Luxury cruisers are also focusing less on stuff and more on experiences according to Mark Conroy the president of Regents Seven Seas speaking at the Luxury Travel Expo. Cruise guests are looking for more excursions and destinations as well as ways to learn while on board. On most cruises the opportunities to learn and experience new things are laid out for you nearly 24 hours a day.
Cruise Lines International Association (CLIA) is likely to meet their projected goals for 2009 and will have carried 300,000 more passengers than in 2008. I think this is because cruises fit this experiential travel model so well for the luxury traveler especially. You are provided with learning experiences on board that can be transformative as well as excursions to places you might not have visited otherwise. These are easily organized by ship staff in a way that would be difficult for a traveler on their own in a new environment. All of this with the comforts of a consistent accommodation and the familiarity of a ship you have become accustomed to over a few days.
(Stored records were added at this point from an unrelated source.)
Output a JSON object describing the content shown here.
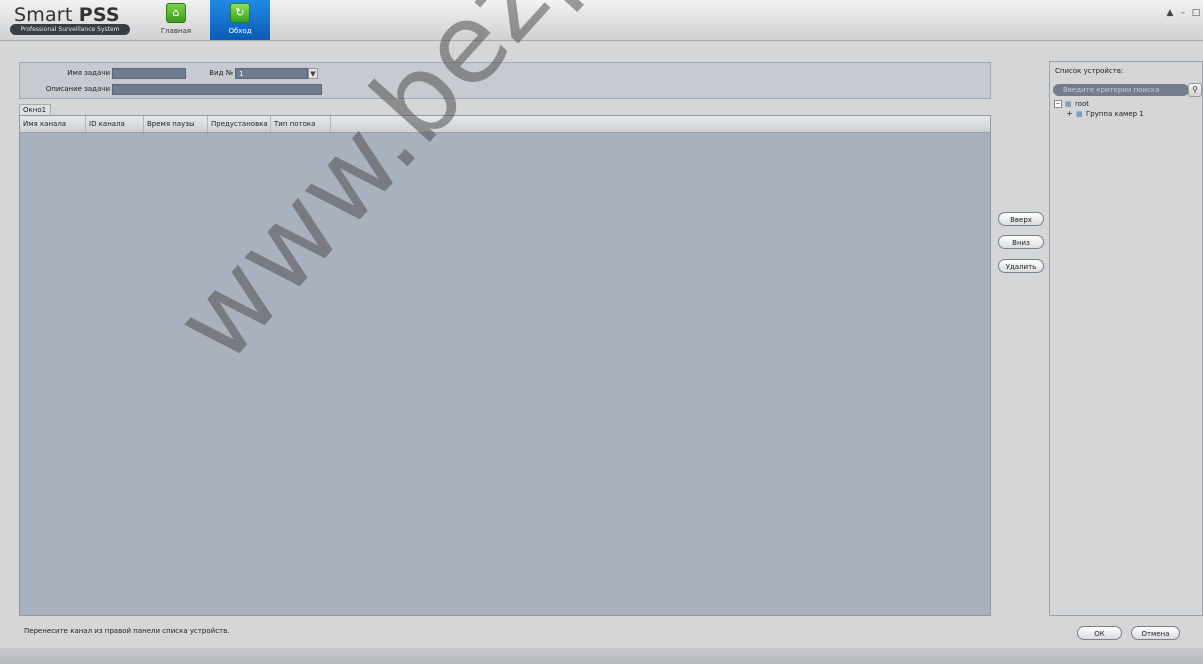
{
  "app": {
    "logo_main": "Smart ",
    "logo_bold": "PSS",
    "logo_sub": "Professional Surveillance System"
  },
  "nav": {
    "home_label": "Главная",
    "tour_label": "Обход",
    "home_icon": "house-icon",
    "tour_icon": "tour-icon"
  },
  "window_controls": {
    "lock": "🔒",
    "minimize": "–",
    "maximize": "▫"
  },
  "task": {
    "name_label": "Имя задачи",
    "name_value": "",
    "view_label": "Вид №",
    "view_value": "1",
    "desc_label": "Описание задачи",
    "desc_value": ""
  },
  "window_tab": "Окно1",
  "table": {
    "columns": [
      "Имя канала",
      "ID канала",
      "Время паузы",
      "Предустановка",
      "Тип потока"
    ]
  },
  "side_buttons": {
    "up": "Вверх",
    "down": "Вниз",
    "delete": "Удалить"
  },
  "device_panel": {
    "title": "Список устройств:",
    "search_placeholder": "Введите критерии поиска",
    "tree": [
      {
        "label": "root",
        "toggle": "−"
      },
      {
        "label": "Группа камер 1",
        "toggle": "+"
      }
    ]
  },
  "hint": "Перенесите канал из правой панели списка устройств.",
  "footer": {
    "ok": "ОК",
    "cancel": "Отмена"
  },
  "watermark": "www.bezpeka-shop"
}
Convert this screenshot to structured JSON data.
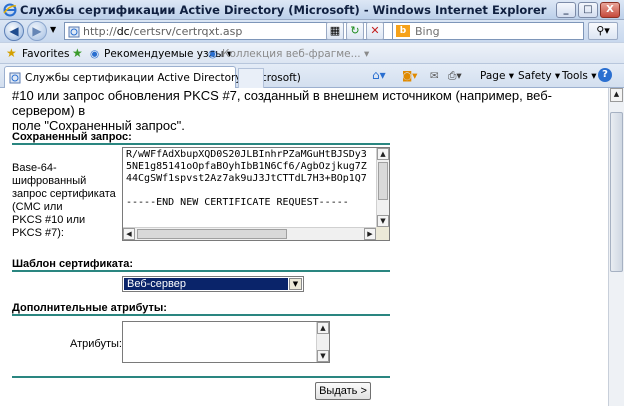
{
  "window": {
    "title": "Службы сертификации Active Directory (Microsoft) - Windows Internet Explorer",
    "controls": [
      "_",
      "□",
      "X"
    ]
  },
  "address": {
    "url_prefix": "http://",
    "url_host": "dc",
    "url_path": "/certsrv/certrqxt.asp",
    "search_placeholder": "Bing"
  },
  "favorites": {
    "label": "Favorites",
    "items": [
      "Рекомендуемые узлы ▾",
      "Коллекция веб-фрагме... ▾"
    ]
  },
  "tab": {
    "label": "Службы сертификации Active Directory (Microsoft)"
  },
  "commandbar": {
    "page": "Page ▾",
    "safety": "Safety ▾",
    "tools": "Tools ▾"
  },
  "page": {
    "intro_line1": "#10 или запрос обновления PKCS #7, созданный в внешнем источником (например, веб-сервером) в",
    "intro_line2": "поле \"Сохраненный запрос\".",
    "saved_request": {
      "heading": "Сохраненный запрос:",
      "label_lines": [
        "Base-64-шифрованный",
        "запрос сертификата",
        "(CMC или",
        "PKCS #10 или",
        "PKCS #7):"
      ],
      "textarea_lines": [
        "R/wWFfAdXbupXQD0S20JLBInhrPZaMGuHtBJSDy3",
        "5NE1g85141oOpfaBOyhIbB1N6Cf6/AgbOzjkug7Z",
        "44CgSWf1spvst2Az7ak9uJ3JtCTTdL7H3+BOp1Q7",
        "",
        "-----END NEW CERTIFICATE REQUEST-----"
      ]
    },
    "template": {
      "heading": "Шаблон сертификата:",
      "selected": "Веб-сервер"
    },
    "attributes": {
      "heading": "Дополнительные атрибуты:",
      "label": "Атрибуты:",
      "value": ""
    },
    "submit_label": "Выдать >"
  },
  "colors": {
    "rule": "#2a8680",
    "select_highlight": "#0a246a"
  }
}
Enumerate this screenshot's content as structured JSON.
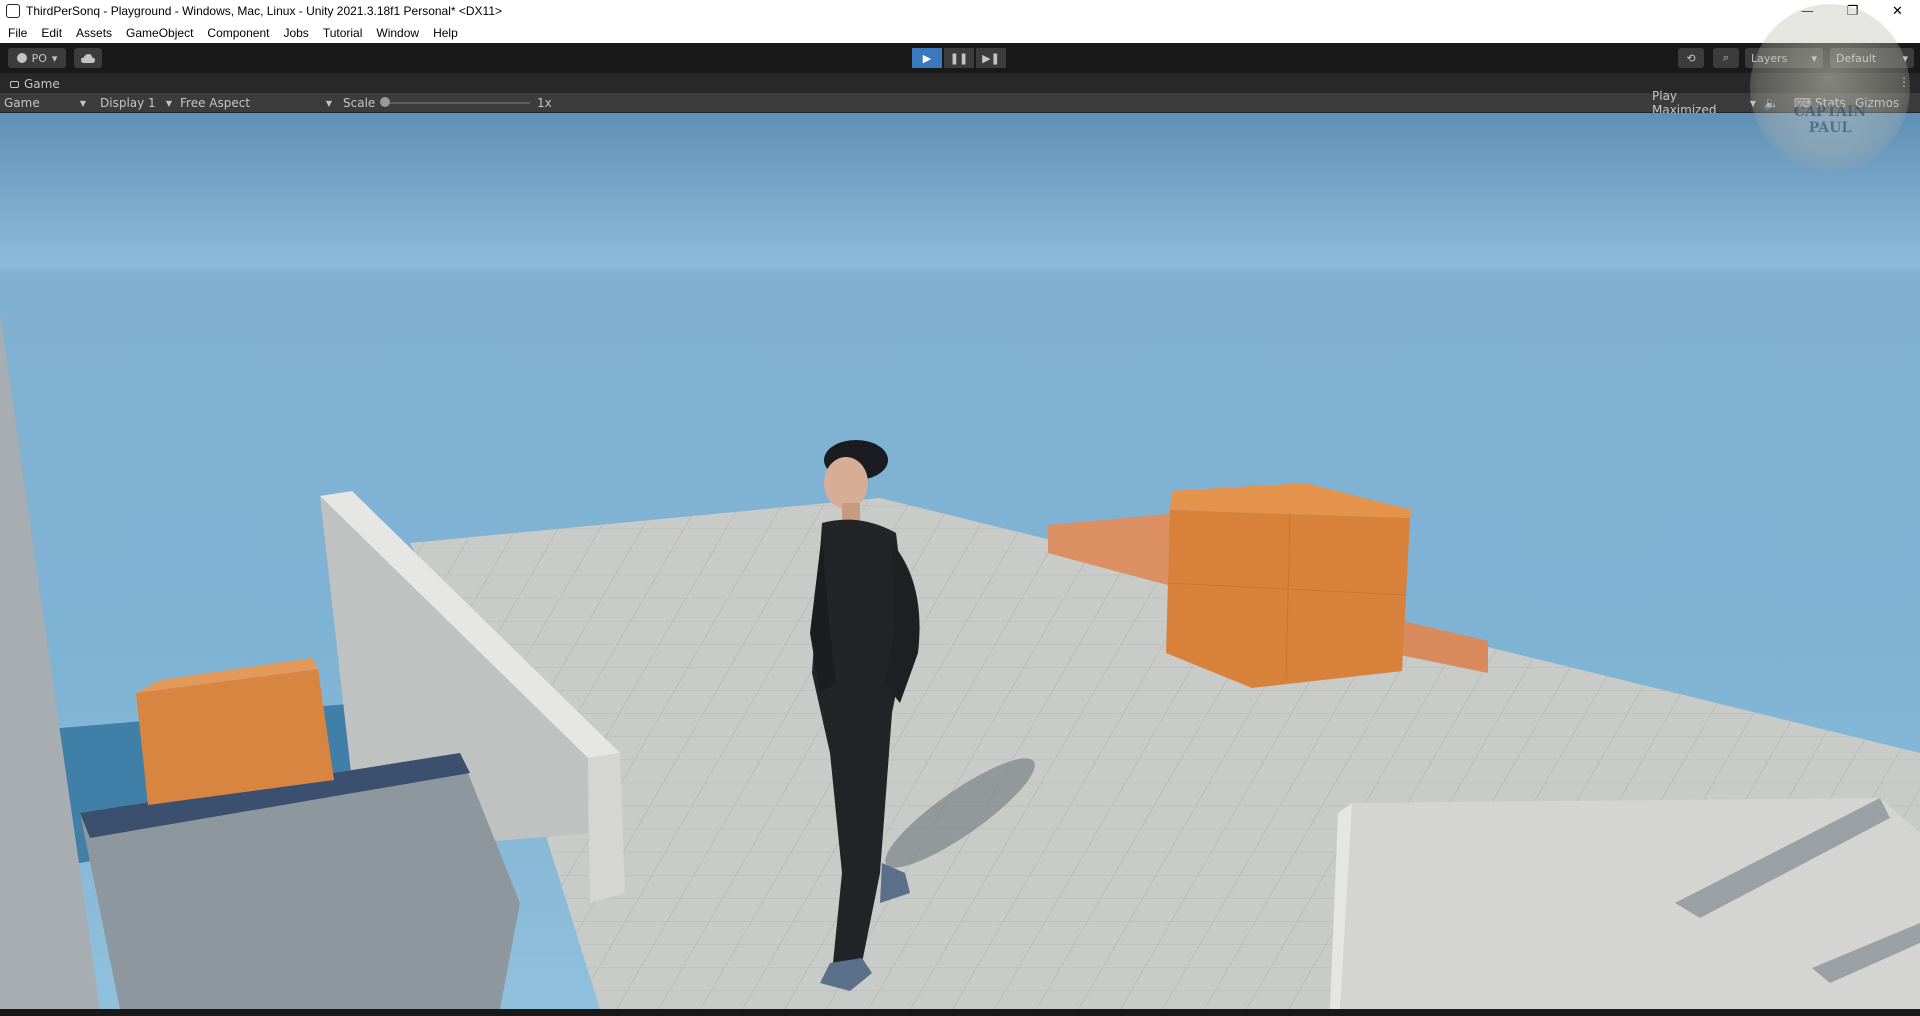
{
  "window": {
    "title": "ThirdPerSonq - Playground - Windows, Mac, Linux - Unity 2021.3.18f1 Personal* <DX11>",
    "minimize_glyph": "—",
    "maximize_glyph": "❐",
    "close_glyph": "✕"
  },
  "menu": {
    "items": [
      {
        "label": "File"
      },
      {
        "label": "Edit"
      },
      {
        "label": "Assets"
      },
      {
        "label": "GameObject"
      },
      {
        "label": "Component"
      },
      {
        "label": "Jobs"
      },
      {
        "label": "Tutorial"
      },
      {
        "label": "Window"
      },
      {
        "label": "Help"
      }
    ]
  },
  "toolbar": {
    "account_label": "PO",
    "play_glyph": "▶",
    "pause_glyph": "❚❚",
    "step_glyph": "▶❚",
    "history_glyph": "⟲",
    "search_glyph": "⌕",
    "layers_label": "Layers",
    "layout_label": "Default",
    "dropdown_glyph": "▾",
    "play_active": true
  },
  "panel": {
    "tab_label": "Game",
    "tab_menu_glyph": "⋮"
  },
  "game_toolbar": {
    "view_mode": "Game",
    "display": "Display 1",
    "aspect": "Free Aspect",
    "scale_label": "Scale",
    "scale_value": "1x",
    "play_mode": "Play Maximized",
    "mute_glyph": "🔈",
    "stats_label": "Stats",
    "gizmos_label": "Gizmos"
  },
  "watermark": {
    "text": "CAPTAIN\nPAUL"
  },
  "colors": {
    "play_active": "#3a79bb",
    "editor_bg": "#191919",
    "toolbar_bg": "#3c3c3c",
    "sky_top": "#5f8fb6",
    "sky_horizon": "#8cbcdb",
    "floor": "#c9cbc8",
    "crate": "#d8813a"
  },
  "scene": {
    "icons": [
      "character-figure",
      "orange-crate",
      "grey-floor-platform"
    ]
  }
}
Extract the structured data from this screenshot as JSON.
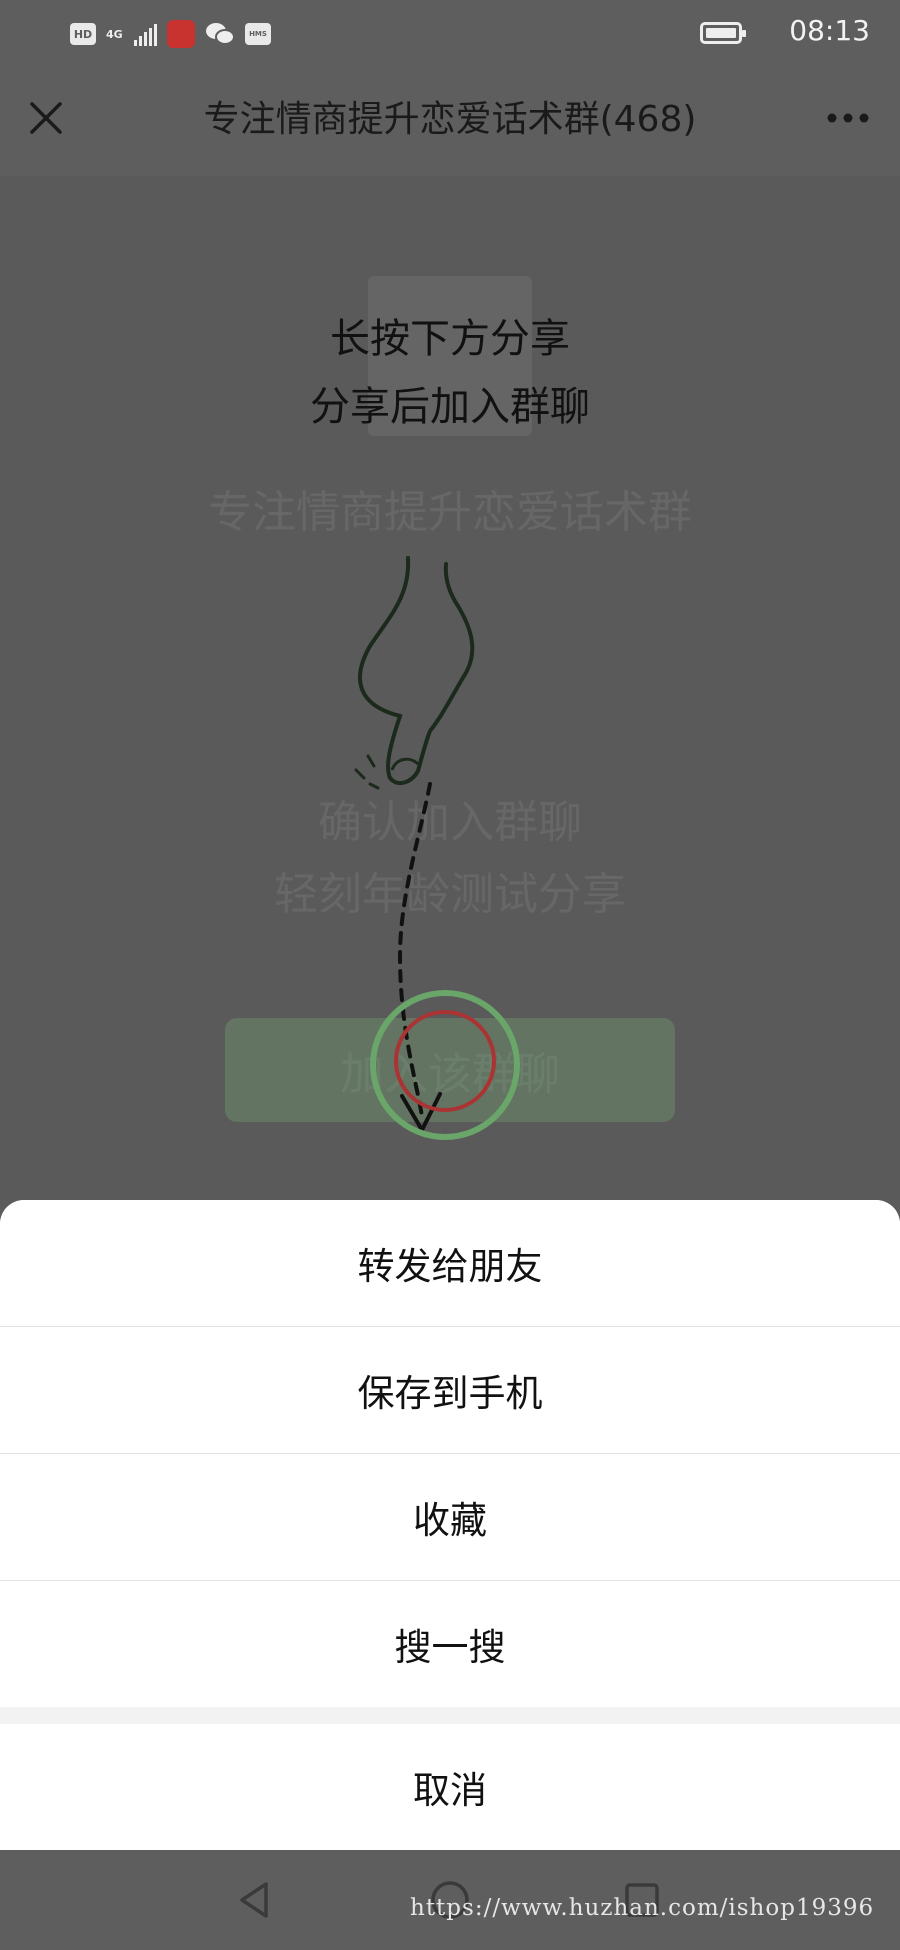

This may be why cruise companies are doing well in this economy. Not just because of some of the cost savings of a cruise trip but because this fits in so well with the new goal to wring a life-changing experience out of every dollar spent on travel. Younger travelers are also seeking out cruises as a way to get the most out of their travel money spent. Why spend your time seeking out the best wineries in a new country when a river cruise can hand them to you on a silver platter?